An excerpt from www.HouseOfNames.com archives copyright © 2000 - 2015
Origins Available: English, German
Where did the English Asher family come from? What is the English Asher family crest and coat of arms? When did the Asher family first arrive in the United States? Where did the various branches of the family go? What is the Asher family history?

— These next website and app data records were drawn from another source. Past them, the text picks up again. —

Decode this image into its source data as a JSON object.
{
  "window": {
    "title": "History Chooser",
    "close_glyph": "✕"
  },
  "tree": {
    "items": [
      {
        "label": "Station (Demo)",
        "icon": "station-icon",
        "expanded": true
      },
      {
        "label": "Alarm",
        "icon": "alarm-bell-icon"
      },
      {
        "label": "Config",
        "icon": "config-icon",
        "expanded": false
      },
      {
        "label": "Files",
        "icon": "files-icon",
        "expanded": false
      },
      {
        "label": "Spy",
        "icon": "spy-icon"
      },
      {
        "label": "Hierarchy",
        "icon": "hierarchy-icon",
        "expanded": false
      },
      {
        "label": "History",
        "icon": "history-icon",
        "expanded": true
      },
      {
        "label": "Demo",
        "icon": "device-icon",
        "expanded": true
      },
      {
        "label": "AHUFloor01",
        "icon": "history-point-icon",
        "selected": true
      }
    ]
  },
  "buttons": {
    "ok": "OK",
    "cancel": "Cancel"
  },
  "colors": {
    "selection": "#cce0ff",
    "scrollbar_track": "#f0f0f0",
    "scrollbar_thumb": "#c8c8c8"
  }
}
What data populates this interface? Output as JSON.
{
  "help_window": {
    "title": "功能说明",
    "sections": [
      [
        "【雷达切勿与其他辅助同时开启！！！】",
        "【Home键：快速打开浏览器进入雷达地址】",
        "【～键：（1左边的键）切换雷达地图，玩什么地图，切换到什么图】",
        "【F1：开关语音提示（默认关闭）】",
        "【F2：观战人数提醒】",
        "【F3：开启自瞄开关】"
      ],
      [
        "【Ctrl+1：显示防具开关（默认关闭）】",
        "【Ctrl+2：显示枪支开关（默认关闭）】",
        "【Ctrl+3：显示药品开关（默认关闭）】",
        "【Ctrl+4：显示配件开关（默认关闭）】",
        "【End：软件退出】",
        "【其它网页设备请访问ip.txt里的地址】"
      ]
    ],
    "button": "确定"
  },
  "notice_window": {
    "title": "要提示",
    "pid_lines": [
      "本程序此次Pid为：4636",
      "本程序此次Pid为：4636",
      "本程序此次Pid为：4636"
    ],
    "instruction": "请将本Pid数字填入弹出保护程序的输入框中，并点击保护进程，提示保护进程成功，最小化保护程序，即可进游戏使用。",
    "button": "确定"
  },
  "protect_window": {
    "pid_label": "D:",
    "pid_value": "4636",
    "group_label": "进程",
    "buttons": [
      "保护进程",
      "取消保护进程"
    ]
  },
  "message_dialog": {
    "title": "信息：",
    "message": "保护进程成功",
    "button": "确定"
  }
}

Anglo-Norman names are characterized by a multitude of spelling variations. When the Normans became the ruling people of England in the 11th century, they introduced a new language into a society where the main languages of Old and later Middle English had no definite spelling rules. These languages were more often spoken than written, so they blended freely with one another. Contributing to this mixing of tongues was the fact that medieval scribes spelled words according to sound, ensuring that a person's name would appear differently in nearly every document in which it was recorded. The name has been spelled Asher, Ascher, Asser, Hasher, Hasser, Hascher, Aschey, Aisher, Aza, Azor, Ascer, Passer and many more.

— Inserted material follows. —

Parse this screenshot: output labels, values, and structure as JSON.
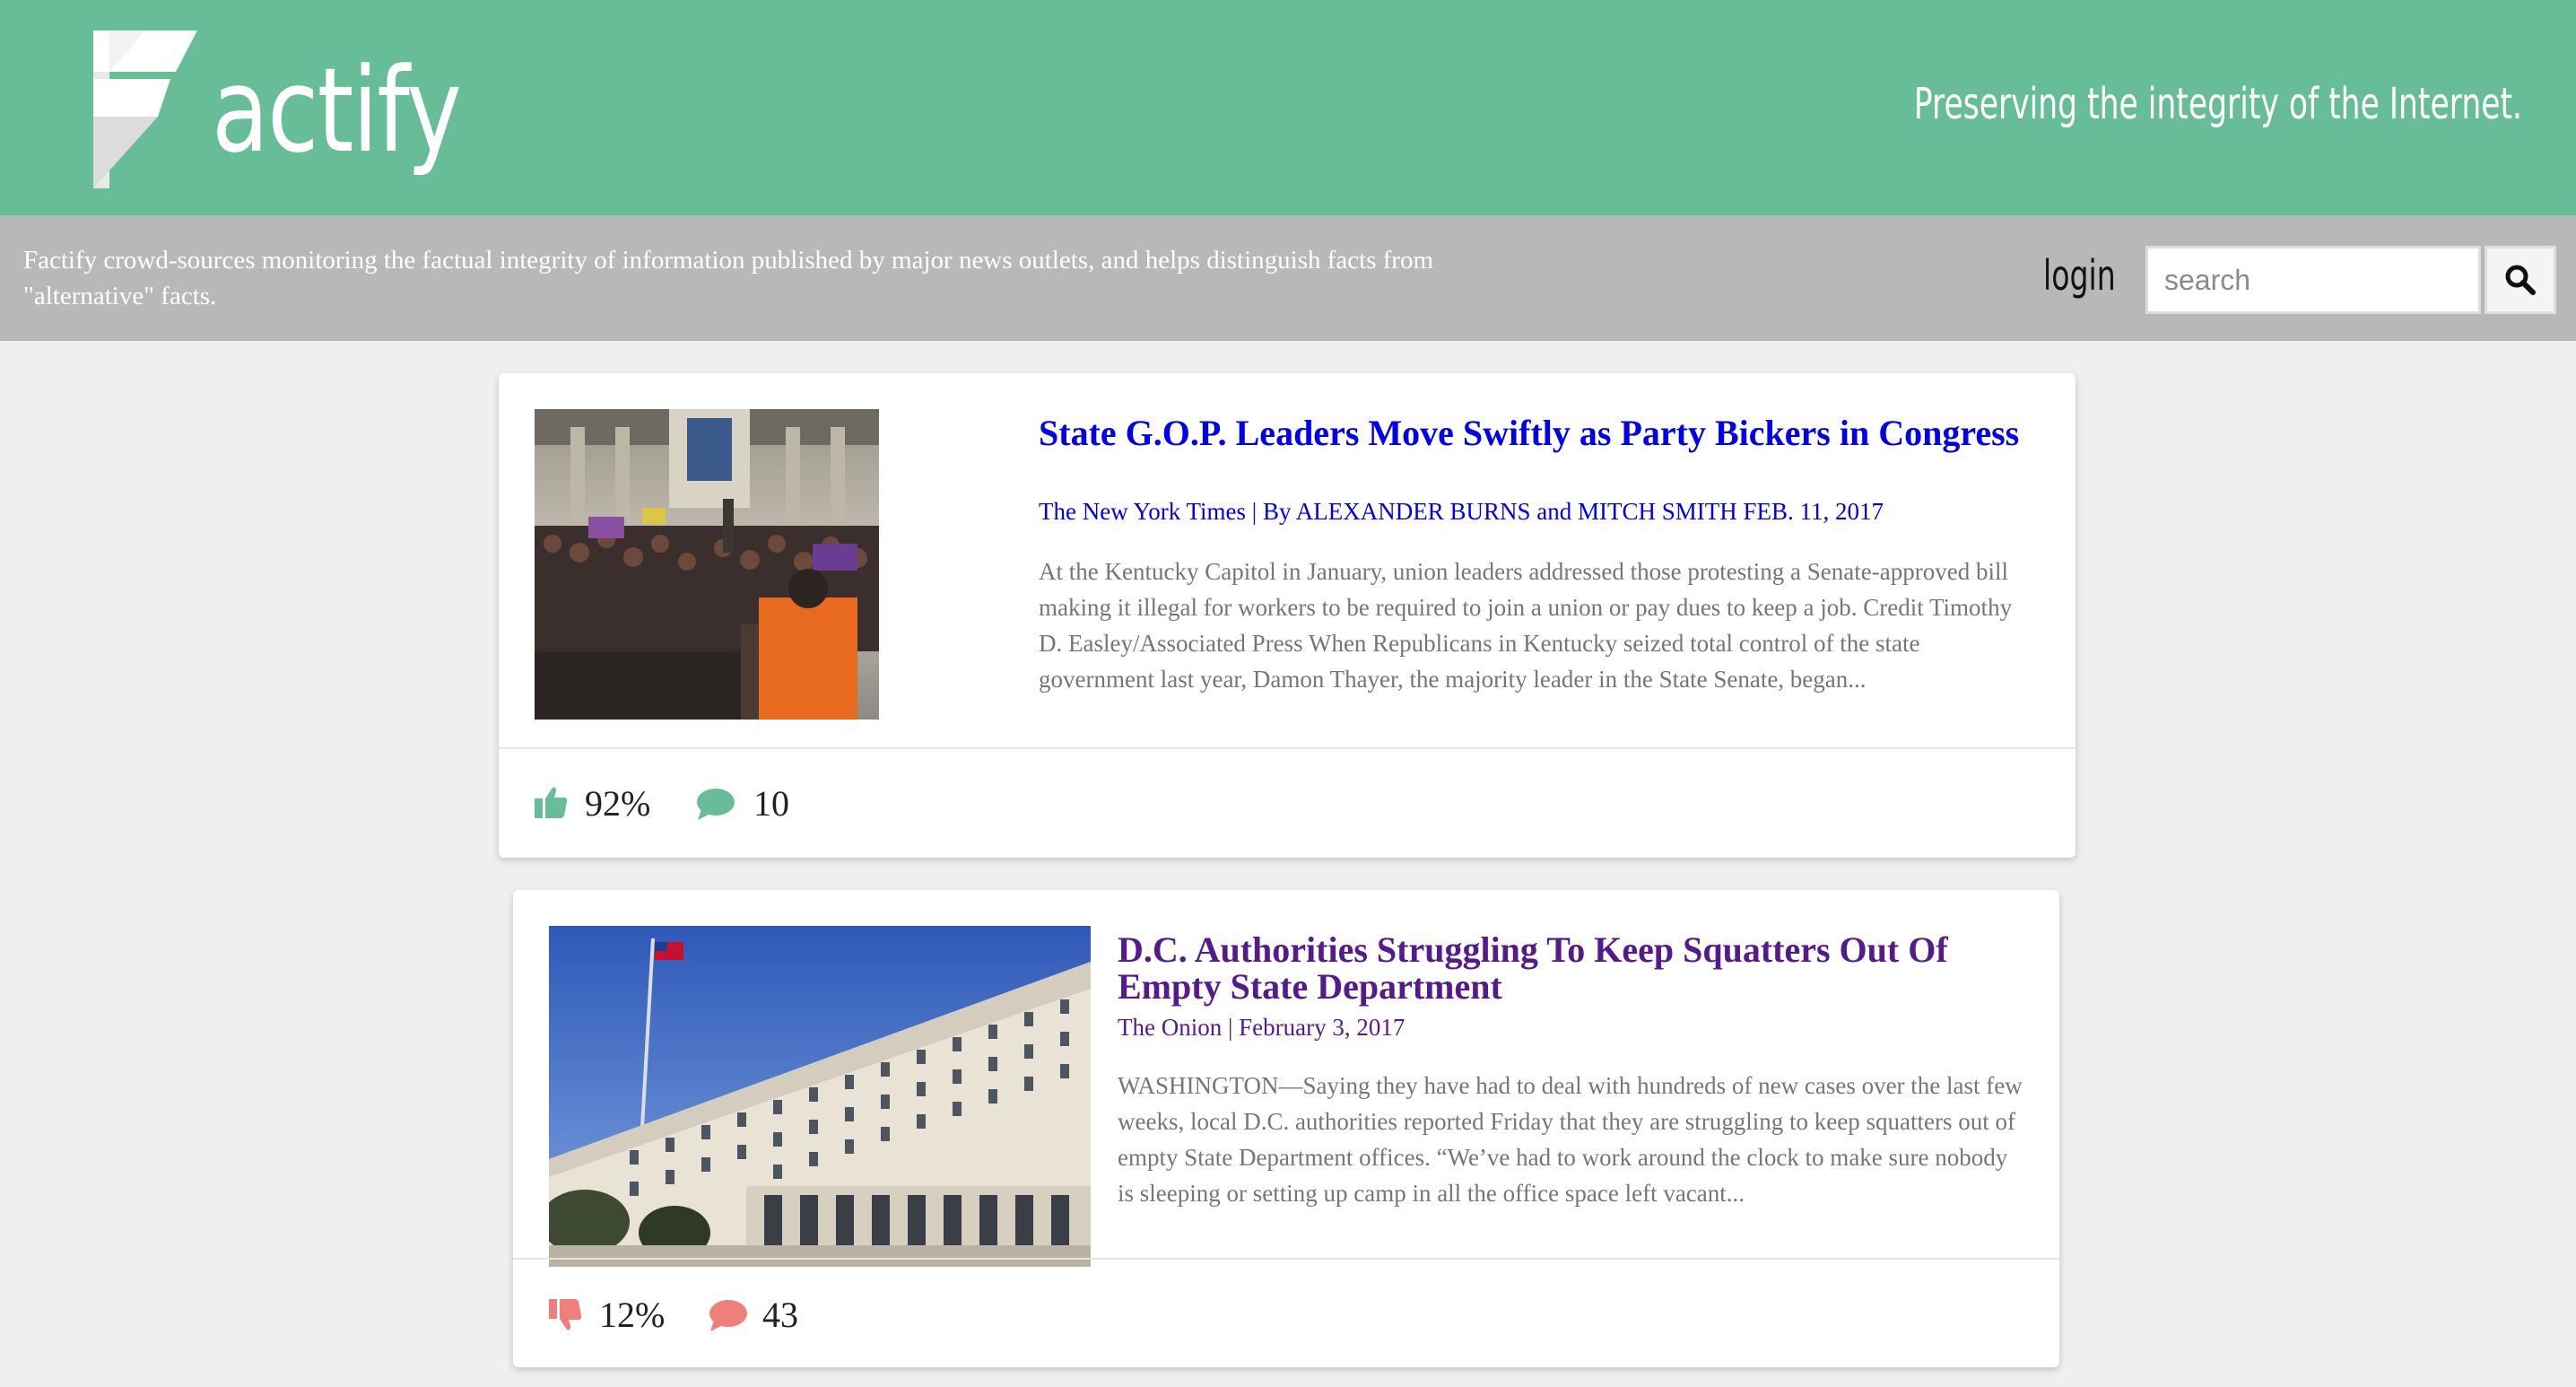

First found in Staffordshire where they held a family seat as Lords of the Manor. After the Battle of Hastings in 1066, William, Duke of Normandy, having prevailed over King Harold, granted most of Britain to his many victorious Barons. It was not uncommon to find a Baron, or a Bishop, with 60 or more Lordships scattered throughout the country. These he gave to his sons, nephews and other junior lines of his family and they became known as under-tenants. They adopted the Norman system of surnames which identified the under-tenant with his holdings so as to distinguish him from the senior stem of the family. After many rebellious wars between his Barons, Duke William, commissioned a census of all England to determine in 1086, settling once and for all, who held which land. He called the census the Domesday Book,  indicating that those holders registered would hold the land until the end of time. Hence, conjecturally, the surname is descended from the tenant of the lands in that shire. A John ap'Asser was canon of St David's in 1218 from which we they get the surnames Passer and Pasher.
This web page shows only a small excerpt of our Asher research. Another 233 words(17 lines of text) covering the years 1275, 1510, 1600, 128 and 108) are included under the topic Early Asher History in all our PDF Extended History products.
More information is included under the topic Early Asher Notables in all our PDF Extended History products.
For many English families, the political and religious disarray that plagued their homeland made the frontiers of the New World an attractive prospect. Thousands migrated, aboard cramped disease-ridden ships. They arrived sick, poor, and hungry, but were welcomed in many cases with far greater opportunity than at home in England. Many of these hardy settlers went on to make important contributions to the emerging nations in which they landed. Among early immigrants bearing the name Asher or a variant listed above were:
Asher Settlers in United States in the 18th Century
Asher Settlers in United States in the 19th Century
Asher Settlers in United States in the 20th Century
Asher Settlers in Australia in the 19th Century
Asher Settlers in New Zealand in the 19th Century
The Asher Family Crest was acquired from the Houseofnames.com archives. The Asher Family Crest was drawn according to heraldic standards based on published blazons. We generally include the oldest published family crest once associated with each surname.
This page was last modified on 5 March 2014 at 12:30.